Elections have consequences, and the people of Wisconsin are dealing with the consequences of electing a Republican governor, along with Republican majorities in both the Wisconsin Senate and House Assembly. The mid-term election started the ball rolling, and it is culminating in massive rallies by the people of that state, demanding a recall of the governor, Mr. Scott Walker.
The governor however, along with his Republican majority in both chambers are choosing not to listen to the will of the people and are going forward with their plans to pass a bill geared towards taking away the power from the working Wisconsinite.
What’s all the fuss about? Unions
Unions are despised by Republicans for a number of reasons – the main ones being;
- Unions represent a large section of the average middle class working American. A representation that includes negotiating with business owners, Corporations and government officials to secure better working conditions, better pay, holiday allotments, health care packages and in some cases, retirement options for their members. The very nature of these negotiations are to benefit the union member, thus, it is considered by most Republican as putting the business owners, Corporations or government officials at a disadvantage.
- It is common knowledge that Unions represent the working middle class. Therefore, they support political candidates who look out for the best interest of their members. Almost all the time, those political candidates would be from the Democratic party.
The struggle by Republicans to silence Unions in this country and take away their negotiating privileges has been going on for decades, and now, what’s happening in Wisconsin is the envy of other Republican governors and state legislatures across this nation. Today, in a final vote that is expected to pass the Republican controlled government, Unions will in essence, be silenced.

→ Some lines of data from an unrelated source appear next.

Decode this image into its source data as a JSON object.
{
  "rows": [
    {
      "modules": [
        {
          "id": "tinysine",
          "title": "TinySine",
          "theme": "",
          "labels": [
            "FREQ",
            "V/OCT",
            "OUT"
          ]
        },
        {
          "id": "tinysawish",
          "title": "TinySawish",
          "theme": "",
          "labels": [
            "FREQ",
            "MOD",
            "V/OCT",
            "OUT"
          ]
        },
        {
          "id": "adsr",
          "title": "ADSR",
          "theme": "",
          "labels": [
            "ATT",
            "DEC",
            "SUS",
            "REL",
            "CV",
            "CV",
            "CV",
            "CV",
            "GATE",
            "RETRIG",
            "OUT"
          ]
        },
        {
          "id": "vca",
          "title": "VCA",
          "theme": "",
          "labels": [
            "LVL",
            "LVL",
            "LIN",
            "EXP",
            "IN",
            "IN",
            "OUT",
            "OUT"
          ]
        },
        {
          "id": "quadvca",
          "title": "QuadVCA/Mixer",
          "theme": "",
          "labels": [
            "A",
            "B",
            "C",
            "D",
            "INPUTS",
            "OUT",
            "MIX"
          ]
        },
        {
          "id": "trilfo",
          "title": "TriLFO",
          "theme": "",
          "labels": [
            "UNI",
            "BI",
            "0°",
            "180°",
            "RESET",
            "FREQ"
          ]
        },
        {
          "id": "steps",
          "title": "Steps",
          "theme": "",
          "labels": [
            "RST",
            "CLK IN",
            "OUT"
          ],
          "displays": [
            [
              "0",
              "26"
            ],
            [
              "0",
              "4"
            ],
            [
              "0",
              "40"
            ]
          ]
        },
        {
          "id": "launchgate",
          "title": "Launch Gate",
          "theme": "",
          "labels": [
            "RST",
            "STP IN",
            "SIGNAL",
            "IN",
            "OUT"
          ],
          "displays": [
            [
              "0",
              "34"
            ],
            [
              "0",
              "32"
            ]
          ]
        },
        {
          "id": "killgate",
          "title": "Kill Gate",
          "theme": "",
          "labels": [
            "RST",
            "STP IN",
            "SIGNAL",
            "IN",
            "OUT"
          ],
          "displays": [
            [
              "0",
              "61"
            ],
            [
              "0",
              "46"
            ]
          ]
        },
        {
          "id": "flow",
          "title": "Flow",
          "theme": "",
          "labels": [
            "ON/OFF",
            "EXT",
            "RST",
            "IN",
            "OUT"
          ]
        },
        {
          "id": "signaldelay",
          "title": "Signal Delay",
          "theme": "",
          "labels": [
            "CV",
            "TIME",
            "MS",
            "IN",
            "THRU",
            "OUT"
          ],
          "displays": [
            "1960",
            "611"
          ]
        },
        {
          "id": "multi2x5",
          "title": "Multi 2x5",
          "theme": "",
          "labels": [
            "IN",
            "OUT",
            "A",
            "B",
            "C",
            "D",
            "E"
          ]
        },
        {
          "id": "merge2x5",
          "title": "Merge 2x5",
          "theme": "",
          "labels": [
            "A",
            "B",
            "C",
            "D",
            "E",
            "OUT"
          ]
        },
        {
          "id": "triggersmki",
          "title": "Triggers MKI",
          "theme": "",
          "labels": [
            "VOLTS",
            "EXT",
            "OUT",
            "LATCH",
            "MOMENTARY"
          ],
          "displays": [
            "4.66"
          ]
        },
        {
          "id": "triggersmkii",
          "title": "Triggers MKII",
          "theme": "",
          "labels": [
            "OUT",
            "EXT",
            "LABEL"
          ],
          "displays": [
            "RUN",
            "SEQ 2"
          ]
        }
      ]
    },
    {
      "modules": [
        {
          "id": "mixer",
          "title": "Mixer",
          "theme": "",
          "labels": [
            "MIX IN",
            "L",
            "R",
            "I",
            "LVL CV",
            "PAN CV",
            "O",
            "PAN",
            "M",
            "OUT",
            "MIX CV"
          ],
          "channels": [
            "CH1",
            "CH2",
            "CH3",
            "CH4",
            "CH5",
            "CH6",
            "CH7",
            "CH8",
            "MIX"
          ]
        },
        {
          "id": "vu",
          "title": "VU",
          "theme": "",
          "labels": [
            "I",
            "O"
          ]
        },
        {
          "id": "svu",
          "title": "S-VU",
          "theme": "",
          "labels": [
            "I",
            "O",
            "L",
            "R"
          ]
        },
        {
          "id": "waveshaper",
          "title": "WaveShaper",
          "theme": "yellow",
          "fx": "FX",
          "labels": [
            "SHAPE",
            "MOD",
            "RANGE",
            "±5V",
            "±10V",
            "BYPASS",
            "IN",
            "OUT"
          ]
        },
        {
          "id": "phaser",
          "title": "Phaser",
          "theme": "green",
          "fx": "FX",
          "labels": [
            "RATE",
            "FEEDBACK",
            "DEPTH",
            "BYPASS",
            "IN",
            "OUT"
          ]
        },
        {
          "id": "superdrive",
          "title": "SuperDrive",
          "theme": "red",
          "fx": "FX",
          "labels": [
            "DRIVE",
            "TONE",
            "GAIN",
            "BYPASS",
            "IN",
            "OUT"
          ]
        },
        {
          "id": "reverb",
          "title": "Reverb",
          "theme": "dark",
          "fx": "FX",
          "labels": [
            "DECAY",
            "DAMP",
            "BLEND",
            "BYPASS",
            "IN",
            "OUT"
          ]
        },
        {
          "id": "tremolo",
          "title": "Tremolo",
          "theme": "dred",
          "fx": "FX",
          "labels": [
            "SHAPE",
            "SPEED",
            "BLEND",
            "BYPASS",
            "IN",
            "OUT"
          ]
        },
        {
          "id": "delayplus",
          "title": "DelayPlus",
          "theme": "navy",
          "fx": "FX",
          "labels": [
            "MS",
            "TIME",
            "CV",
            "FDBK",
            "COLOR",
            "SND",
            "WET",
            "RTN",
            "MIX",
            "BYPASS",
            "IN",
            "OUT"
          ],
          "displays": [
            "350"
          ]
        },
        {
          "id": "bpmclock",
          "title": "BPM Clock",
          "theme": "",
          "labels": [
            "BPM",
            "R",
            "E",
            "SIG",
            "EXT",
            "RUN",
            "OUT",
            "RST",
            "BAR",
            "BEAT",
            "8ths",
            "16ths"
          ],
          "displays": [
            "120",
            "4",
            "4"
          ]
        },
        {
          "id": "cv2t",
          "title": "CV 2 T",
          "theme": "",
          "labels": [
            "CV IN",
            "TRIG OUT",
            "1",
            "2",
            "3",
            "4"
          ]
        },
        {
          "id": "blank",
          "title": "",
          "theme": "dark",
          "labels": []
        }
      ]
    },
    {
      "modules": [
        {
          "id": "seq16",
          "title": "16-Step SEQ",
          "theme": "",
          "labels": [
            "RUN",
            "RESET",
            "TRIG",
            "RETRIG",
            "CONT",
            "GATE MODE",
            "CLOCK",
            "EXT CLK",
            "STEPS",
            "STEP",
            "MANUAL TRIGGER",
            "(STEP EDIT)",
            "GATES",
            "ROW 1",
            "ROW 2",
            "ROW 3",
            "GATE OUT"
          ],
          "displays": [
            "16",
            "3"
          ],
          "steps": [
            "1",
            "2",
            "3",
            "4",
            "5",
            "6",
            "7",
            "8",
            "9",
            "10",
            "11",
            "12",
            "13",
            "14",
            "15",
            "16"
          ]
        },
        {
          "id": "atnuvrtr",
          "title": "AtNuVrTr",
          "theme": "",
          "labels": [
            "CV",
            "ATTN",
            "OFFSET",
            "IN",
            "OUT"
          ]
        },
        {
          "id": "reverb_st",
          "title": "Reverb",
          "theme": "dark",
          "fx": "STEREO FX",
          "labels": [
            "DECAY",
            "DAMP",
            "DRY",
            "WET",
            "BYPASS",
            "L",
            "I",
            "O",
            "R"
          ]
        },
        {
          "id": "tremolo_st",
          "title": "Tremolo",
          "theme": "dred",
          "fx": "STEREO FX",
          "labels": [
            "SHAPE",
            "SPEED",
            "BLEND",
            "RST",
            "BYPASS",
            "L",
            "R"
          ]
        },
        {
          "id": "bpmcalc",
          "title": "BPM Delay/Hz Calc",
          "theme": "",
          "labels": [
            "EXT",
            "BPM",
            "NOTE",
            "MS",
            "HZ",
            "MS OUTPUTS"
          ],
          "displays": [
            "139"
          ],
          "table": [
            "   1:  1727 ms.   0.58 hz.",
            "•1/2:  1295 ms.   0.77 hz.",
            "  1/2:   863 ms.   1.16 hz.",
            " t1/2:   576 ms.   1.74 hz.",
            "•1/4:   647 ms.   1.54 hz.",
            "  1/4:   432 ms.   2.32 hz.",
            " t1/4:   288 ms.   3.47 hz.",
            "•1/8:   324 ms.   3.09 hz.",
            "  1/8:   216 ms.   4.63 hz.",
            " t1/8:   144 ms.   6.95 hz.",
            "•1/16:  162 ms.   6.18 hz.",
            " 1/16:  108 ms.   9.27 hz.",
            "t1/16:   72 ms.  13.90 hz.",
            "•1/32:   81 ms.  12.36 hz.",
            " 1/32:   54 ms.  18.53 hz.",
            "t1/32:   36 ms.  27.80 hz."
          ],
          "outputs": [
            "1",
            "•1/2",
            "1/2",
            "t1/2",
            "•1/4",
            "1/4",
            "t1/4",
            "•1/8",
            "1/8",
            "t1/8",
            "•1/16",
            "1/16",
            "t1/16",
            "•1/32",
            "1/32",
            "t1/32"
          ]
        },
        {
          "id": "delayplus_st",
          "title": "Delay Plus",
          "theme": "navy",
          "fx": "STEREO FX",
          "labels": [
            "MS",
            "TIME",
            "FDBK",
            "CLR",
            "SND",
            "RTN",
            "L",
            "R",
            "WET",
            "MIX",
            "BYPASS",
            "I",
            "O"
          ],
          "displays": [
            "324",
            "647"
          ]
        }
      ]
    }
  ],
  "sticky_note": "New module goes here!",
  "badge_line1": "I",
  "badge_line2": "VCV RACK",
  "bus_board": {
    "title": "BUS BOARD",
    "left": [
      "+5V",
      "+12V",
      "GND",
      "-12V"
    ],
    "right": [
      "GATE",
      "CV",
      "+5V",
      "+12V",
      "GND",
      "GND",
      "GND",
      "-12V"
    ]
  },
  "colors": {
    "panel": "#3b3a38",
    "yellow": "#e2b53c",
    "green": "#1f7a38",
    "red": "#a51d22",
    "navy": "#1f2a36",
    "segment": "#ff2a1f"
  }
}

What’s in the Bill?
The bill – which passed the Legislature Budget committee on Wednesday with all Republicans voting in favor and all Democrats voting against it – will, among other things, require public workers to pay half the costs of their pensions and at least 12.6 percent of their health care coverage. It will also take away the collective bargaining rights of the unions representing these workers.
“I think the taxpayers will support this idea,” Republican Senate Majority Leader Scott Fitzgerald had the nerve to say. But taxpayers seem to feel a different way. Over the last 3 days, thousands have gathered in opposition of the measure.
Yahoo News Reports;
“I’m sad. Scared. Disappointed,” said Kelly Dzurick, a 31-year-old fifth-grade teacher in Elkhorn, who came to the Capitol on Wednesday night. “Nobody’s listening to what people say.”
Democrats have been powerless to stop the bill.
“The story around the world is the rush to democracy,” said Sen. Bob Jauch, D-Poplar. “The story in Wisconsin is the end of the democratic process.”
Yes, elections do have consequences, and what’s happening in Wisconsin is just the beginning of a dangerously empowered Republican party.
UPDATE: Where Are The Democrats?
In a shocking turn of events, Wisconsin congressional Democrats have all disappeared, causing the final vote on this controversial bill by Republicans to be post-poned. The NY Times reports;
By noon, Ted Blazel, the sergeant-at-arms, began making his way through the Capitol building, packed with chanting protesters (elated at the development), in search of a Democrat — in offices, under desks, in corridors. “Nothing yet,” he said, his forehead drenched in sweat.
If none of the lawmakers were found in the building, the Wisconsin State Patrol would be assigned to begin searching for them elsewhere, said a Senate official.
Inside the Capitol, speculation swirled: Were the Democrats together somewhere, maybe even in another state by now?
The presumed reason for their disappearance is that Democrats — and thousands of teachers, state workers and students — vigorously oppose the Republican-backed bill that would sharply curtail the collective bargaining rights and slash benefits for most public sector workers, including teachers, in the state. Republicans control the Senate by a 19-to-14 margin, but 20 senators — and thus, at least one Democrat — are needed to vote on a bill.
At the time this post was written, the Democrats were found – all of them – in a neighboring state of Rockford Illinois. They have since disappeared again in an effort to give more time to the demonstrators to pressure Republicans into listening to the demands of the Wisconsin people.